EXERCISE DESCRIPTION
Filter by the string "this": return the lines of the material that contain it.

EXTRACTED DATA
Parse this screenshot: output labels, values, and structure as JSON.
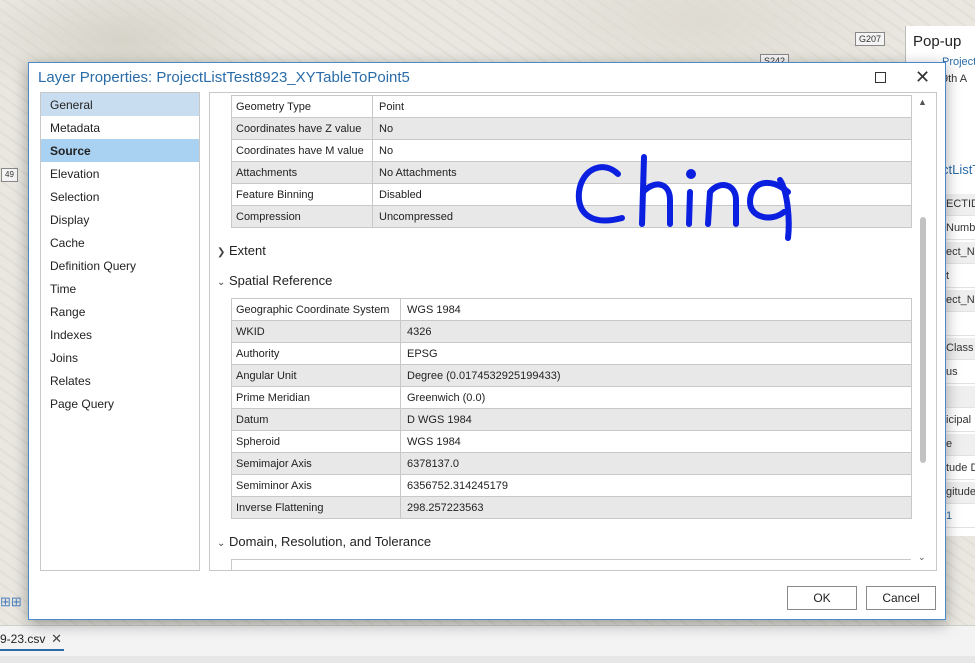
{
  "map": {
    "road_labels": [
      "G207",
      "S242",
      "S242"
    ],
    "edge_label": "49"
  },
  "popup": {
    "title": "Pop-up",
    "items": [
      "ProjectLis",
      "9th A"
    ],
    "layer_link": "ctListT",
    "rows": [
      "ECTID",
      "Numbe",
      "ect_Nu",
      "t",
      "ect_Na",
      "",
      "Class",
      "us",
      "",
      "icipal",
      "e",
      "tude D",
      "gitude",
      "1"
    ]
  },
  "bottom": {
    "csv_tab": "9-23.csv",
    "csv_close": "✕"
  },
  "dialog": {
    "title": "Layer Properties: ProjectListTest8923_XYTableToPoint5",
    "maximize": "",
    "close": "✕",
    "nav": [
      {
        "label": "General",
        "state": "hover"
      },
      {
        "label": "Metadata",
        "state": ""
      },
      {
        "label": "Source",
        "state": "selected"
      },
      {
        "label": "Elevation",
        "state": ""
      },
      {
        "label": "Selection",
        "state": ""
      },
      {
        "label": "Display",
        "state": ""
      },
      {
        "label": "Cache",
        "state": ""
      },
      {
        "label": "Definition Query",
        "state": ""
      },
      {
        "label": "Time",
        "state": ""
      },
      {
        "label": "Range",
        "state": ""
      },
      {
        "label": "Indexes",
        "state": ""
      },
      {
        "label": "Joins",
        "state": ""
      },
      {
        "label": "Relates",
        "state": ""
      },
      {
        "label": "Page Query",
        "state": ""
      }
    ],
    "top_table": [
      {
        "key": "Geometry Type",
        "value": "Point"
      },
      {
        "key": "Coordinates have Z value",
        "value": "No"
      },
      {
        "key": "Coordinates have M value",
        "value": "No"
      },
      {
        "key": "Attachments",
        "value": "No Attachments"
      },
      {
        "key": "Feature Binning",
        "value": "Disabled"
      },
      {
        "key": "Compression",
        "value": "Uncompressed"
      }
    ],
    "sections": {
      "extent": "Extent",
      "spatial_reference": "Spatial Reference",
      "domain": "Domain, Resolution, and Tolerance"
    },
    "sr_table": [
      {
        "key": "Geographic Coordinate System",
        "value": "WGS 1984"
      },
      {
        "key": "WKID",
        "value": "4326"
      },
      {
        "key": "Authority",
        "value": "EPSG"
      },
      {
        "key": "Angular Unit",
        "value": "Degree (0.0174532925199433)"
      },
      {
        "key": "Prime Meridian",
        "value": "Greenwich (0.0)"
      },
      {
        "key": "Datum",
        "value": "D WGS 1984"
      },
      {
        "key": "Spheroid",
        "value": "WGS 1984"
      },
      {
        "key": "Semimajor Axis",
        "value": "6378137.0"
      },
      {
        "key": "Semiminor Axis",
        "value": "6356752.314245179"
      },
      {
        "key": "Inverse Flattening",
        "value": "298.257223563"
      }
    ],
    "ok_label": "OK",
    "cancel_label": "Cancel"
  },
  "annotation": {
    "handwritten_text": "China",
    "color": "#0b1fe0"
  },
  "colors": {
    "accent": "#2a6ca8",
    "nav_selected": "#a9d1f1",
    "nav_hover": "#c9ddf0"
  }
}
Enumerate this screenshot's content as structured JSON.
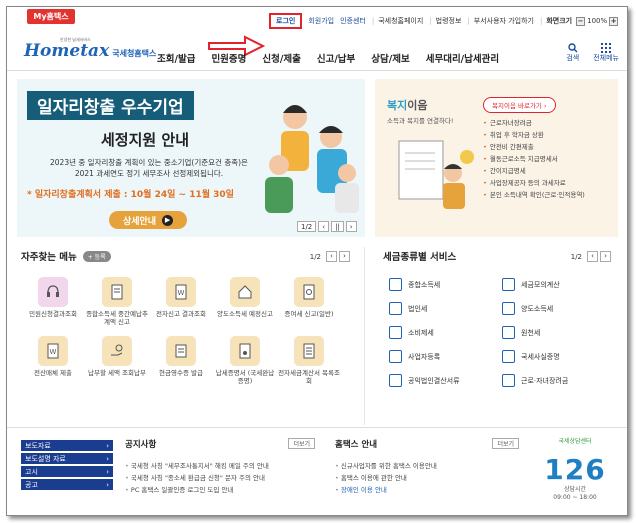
{
  "topbar": {
    "my_tab": "My홈택스",
    "links": [
      "회원가입",
      "인증센터",
      "국세청홈페이지",
      "법령정보",
      "부서사용자 가입하기",
      "화면크기"
    ],
    "login": "로그인",
    "zoom_minus": "−",
    "zoom_value": "100%",
    "zoom_plus": "+"
  },
  "header": {
    "logo_main": "Hometax",
    "logo_sub": "국세청홈택스",
    "logo_tagline": "안녕한 납세서비스",
    "nav": [
      "조회/발급",
      "민원증명",
      "신청/제출",
      "신고/납부",
      "상담/제보",
      "세무대리/납세관리"
    ],
    "search_label": "검색",
    "menu_label": "전체메뉴"
  },
  "banner": {
    "title": "일자리창출 우수기업",
    "subtitle": "세정지원 안내",
    "desc_line1": "2023년 중 일자리창출 계획이 있는 중소기업(기준요건 충족)은",
    "desc_line2": "2021 과세연도 정기 세무조사 선정제외됩니다.",
    "deadline_label": "* 일자리창출계획서 제출 : ",
    "deadline_value": "10월 24일 ~ 11월 30일",
    "button": "상세안내",
    "page": "1/2"
  },
  "welfare": {
    "title_a": "복지",
    "title_b": "이음",
    "subtitle": "소득과 복지를 연결하다!",
    "button": "복지이음 바로가기",
    "items": [
      "근로자녀장려금",
      "취업 후 학자금 상환",
      "안전비 간편제출",
      "월동근로소득 지급명세서",
      "간이지급명세",
      "사업장제공자 등의 과세자료",
      "본인 소득내역 확인(근로·인적용역)"
    ]
  },
  "frequent": {
    "title": "자주찾는 메뉴",
    "register": "+ 등록",
    "page": "1/2",
    "items": [
      "민원신청결과조회",
      "종합소득세 중간예납추계액 신고",
      "전자신고 결과조회",
      "양도소득세 예정신고",
      "증여세 신고(일반)",
      "전산매체 제출",
      "납부할 세액 조회납부",
      "현금영수증 발급",
      "납세증명서 (국세완납증명)",
      "전자세금계산서 목록조회"
    ]
  },
  "tax_service": {
    "title": "세금종류별 서비스",
    "page": "1/2",
    "items": [
      "종합소득세",
      "세금모의계산",
      "법인세",
      "양도소득세",
      "소비제세",
      "원천세",
      "사업자등록",
      "국세사실증명",
      "공익법인결산서류",
      "근로·자녀장려금"
    ]
  },
  "bottom": {
    "data_links": [
      "보도자료",
      "보도설명 자료",
      "고시",
      "공고"
    ],
    "notice_title": "공지사항",
    "notice_more": "더보기",
    "notices": [
      "국세청 사칭 \"세무조사통지서\" 해킹 메일 주의 안내",
      "국세청 사칭 \"종소세 환급금 신청\" 문자 주의 안내",
      "PC 홈택스 일괄인증 로그인 도입 안내"
    ],
    "guide_title": "홈택스 안내",
    "guide_more": "더보기",
    "guides": [
      "신규사업자를 위한 홈택스 이용안내",
      "홈택스 이용에 관한 안내",
      "장애인 이용 안내"
    ],
    "call_top": "국세상담센터",
    "call_number": "126",
    "call_hours_label": "상담시간",
    "call_hours": "09:00 ~ 18:00"
  },
  "colors": {
    "brand_blue": "#1f63b6",
    "red": "#e2232b",
    "banner_bg": "#edf6f9",
    "welfare_bg": "#fbf3e6"
  }
}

SOLUTION TO THE EXERCISE
Parse this screenshot: output labels, values, and structure as JSON.
Enumerate this screenshot's content as structured JSON.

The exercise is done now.